Cambridge Consultants develops innovative nebuliser to treat cystic fibrosis
Observing surfers with cystic fibrosis (CF) led scientists to discover that the inhaled mist of seawater has a therapeutic effect on the lung problems associated with the disease. Now the findings have been used by pharmaceutical company Parion Sciences and product development firm Cambridge Consultants in a revolutionary new aerosol delivery system. It enables CF sufferers to get the benefits of saltwater treatment in their own homes overnight while they sleep.
“We have seen evidence that routine exposure to salt water reduces the number of lung infections in CF patients and leads to fewer hospital admissions – but the challenge was to develop an optimal delivery system,” said Dr Richard Boucher, co-founder and chairman of Parion. “We enlisted Cambridge Consultants to design the system, given its track record of creating world firsts in drug delivery device development – and the results have exceeded our expectations.”
CF is a chronic disease that affects the lungs and digestive system of more than 70,000 adults and children worldwide. Studies have shown that the inhalation of a hypertonic saltwater solution improves the condition of sufferers by rehydrating the layer of mucus film that lines their lungs. Cambridge Consultants conducted human-factor studies and applied its expertise in fluid dynamics to develop a system that could deliver an aerosol mist through the nose continuously for eight hours.
“We immediately recognised the potential of this project to transform the lives of CF patients,” said Matthew Allen, programme director at Cambridge Consultants. “The challenge was to build an aerosol nebuliser system that could be comfortably used by patients overnight – with the saline mist travelling down a long cannula to the sleeping patient without forming the large droplets that often occur in a standard nebuliser system. The size of the saline droplets is crucial to the success of the treatment as they need to be small enough to penetrate deep into the lungs.”

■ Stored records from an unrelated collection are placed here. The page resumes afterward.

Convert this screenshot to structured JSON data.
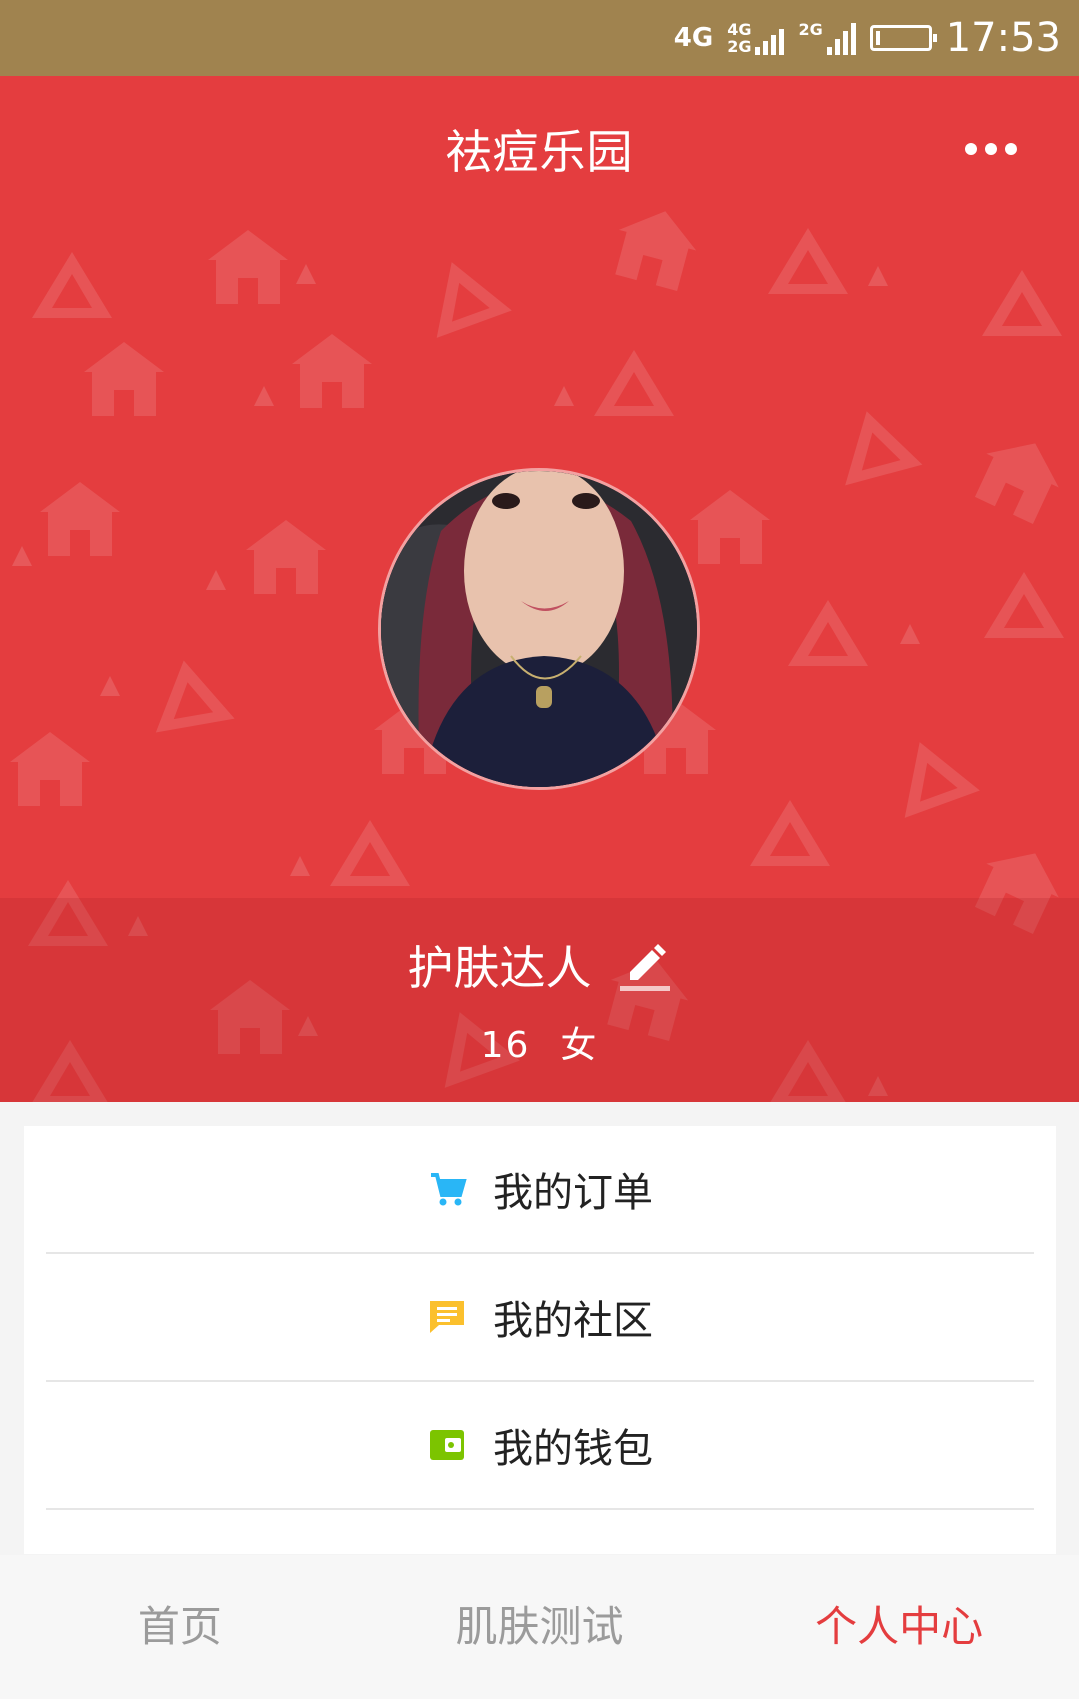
{
  "status_bar": {
    "network_primary": "4G",
    "network_sim1": "4G",
    "network_sim1_sub": "2G",
    "network_sim2": "2G",
    "time": "17:53",
    "battery_icon": "battery-low-icon",
    "battery_level": 0.1
  },
  "header": {
    "title": "祛痘乐园",
    "more_icon": "more-horizontal-icon",
    "background_color": "#e43d3f"
  },
  "profile": {
    "avatar": "user-avatar-photo",
    "nickname": "护肤达人",
    "edit_icon": "edit-pencil-icon",
    "age": "16",
    "gender": "女"
  },
  "menu": {
    "items": [
      {
        "label": "我的订单",
        "icon": "cart-icon",
        "icon_color": "#29b6f6"
      },
      {
        "label": "我的社区",
        "icon": "message-icon",
        "icon_color": "#fbc02d"
      },
      {
        "label": "我的钱包",
        "icon": "wallet-icon",
        "icon_color": "#7cc400"
      }
    ]
  },
  "tab_bar": {
    "tabs": [
      {
        "label": "首页",
        "active": false
      },
      {
        "label": "肌肤测试",
        "active": false
      },
      {
        "label": "个人中心",
        "active": true
      }
    ],
    "active_color": "#e43d3f"
  }
}
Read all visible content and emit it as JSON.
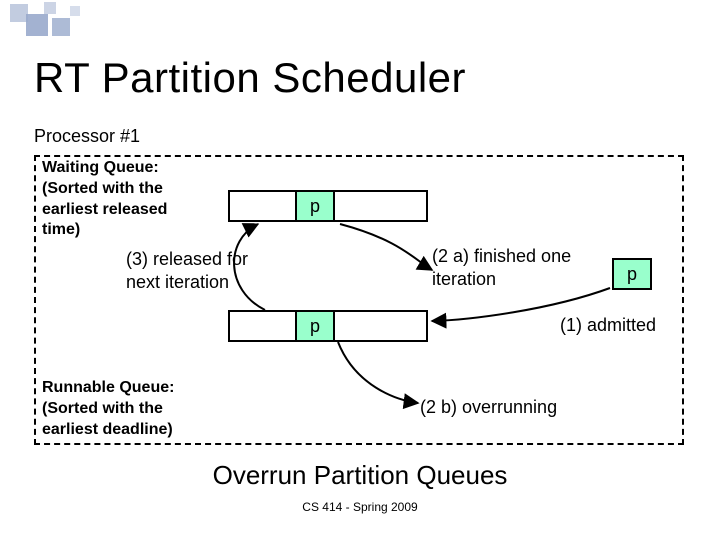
{
  "title": "RT Partition Scheduler",
  "processor_label": "Processor #1",
  "waiting_queue_label": "Waiting Queue:\n(Sorted with the\nearliest released\ntime)",
  "runnable_queue_label": "Runnable Queue:\n(Sorted with the\nearliest deadline)",
  "p_top": "p",
  "p_bottom": "p",
  "p_side": "p",
  "ann_released": "(3) released for\nnext iteration",
  "ann_finished": "(2 a) finished one\niteration",
  "ann_admitted": "(1) admitted",
  "ann_overrun": "(2 b) overrunning",
  "caption": "Overrun Partition Queues",
  "footer": "CS 414 - Spring 2009"
}
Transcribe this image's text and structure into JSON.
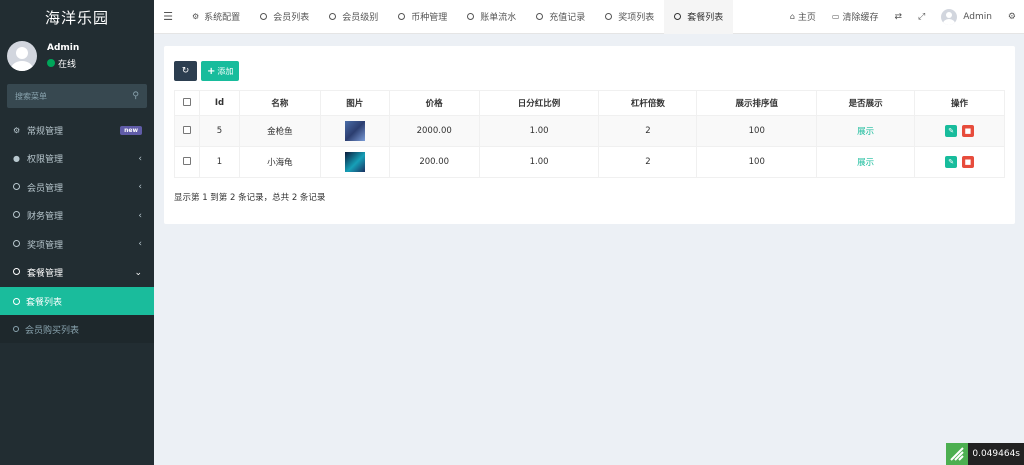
{
  "app": {
    "title": "海洋乐园"
  },
  "user": {
    "name": "Admin",
    "status": "在线"
  },
  "search": {
    "placeholder": "搜索菜单"
  },
  "menu": {
    "items": [
      {
        "label": "常规管理",
        "icon": "gears-icon",
        "badge": "new"
      },
      {
        "label": "权限管理",
        "icon": "users-icon"
      },
      {
        "label": "会员管理",
        "icon": "circle-icon"
      },
      {
        "label": "财务管理",
        "icon": "circle-icon"
      },
      {
        "label": "奖项管理",
        "icon": "circle-icon"
      },
      {
        "label": "套餐管理",
        "icon": "circle-icon"
      }
    ],
    "sub": [
      {
        "label": "套餐列表",
        "active": true
      },
      {
        "label": "会员购买列表",
        "active": false
      }
    ]
  },
  "topnav": {
    "tabs": [
      {
        "label": "系统配置",
        "icon": "gear-icon"
      },
      {
        "label": "会员列表",
        "icon": "circle-icon"
      },
      {
        "label": "会员级别",
        "icon": "circle-icon"
      },
      {
        "label": "币种管理",
        "icon": "circle-icon"
      },
      {
        "label": "账单流水",
        "icon": "circle-icon"
      },
      {
        "label": "充值记录",
        "icon": "circle-icon"
      },
      {
        "label": "奖项列表",
        "icon": "circle-icon"
      },
      {
        "label": "套餐列表",
        "icon": "circle-icon",
        "active": true
      }
    ],
    "home": "主页",
    "clear_cache": "清除缓存",
    "user": "Admin"
  },
  "toolbar": {
    "add_label": "添加"
  },
  "table": {
    "headers": [
      "Id",
      "名称",
      "图片",
      "价格",
      "日分红比例",
      "杠杆倍数",
      "展示排序值",
      "是否展示",
      "操作"
    ],
    "rows": [
      {
        "id": "5",
        "name": "金枪鱼",
        "price": "2000.00",
        "ratio": "1.00",
        "leverage": "2",
        "sort": "100",
        "show": "展示"
      },
      {
        "id": "1",
        "name": "小海龟",
        "price": "200.00",
        "ratio": "1.00",
        "leverage": "2",
        "sort": "100",
        "show": "展示"
      }
    ]
  },
  "pager": {
    "text": "显示第 1 到第 2 条记录，总共 2 条记录"
  },
  "perf": {
    "value": "0.049464s"
  },
  "colors": {
    "accent": "#18bc9c",
    "sidebar": "#222d32",
    "danger": "#e74c3c",
    "primary_dark": "#2c3e50"
  }
}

The tPAD (trans-nasal pulmonary aerosol delivery) device has been assessed in a clinical trial – and so greatly exceeded its predicted performance that additional devices have now been requested to support further clinical trials. The aim is to provide an easy and effective treatment system for CF patients that is suitable even for young children and allows the disease to be treated at the earliest possible stages.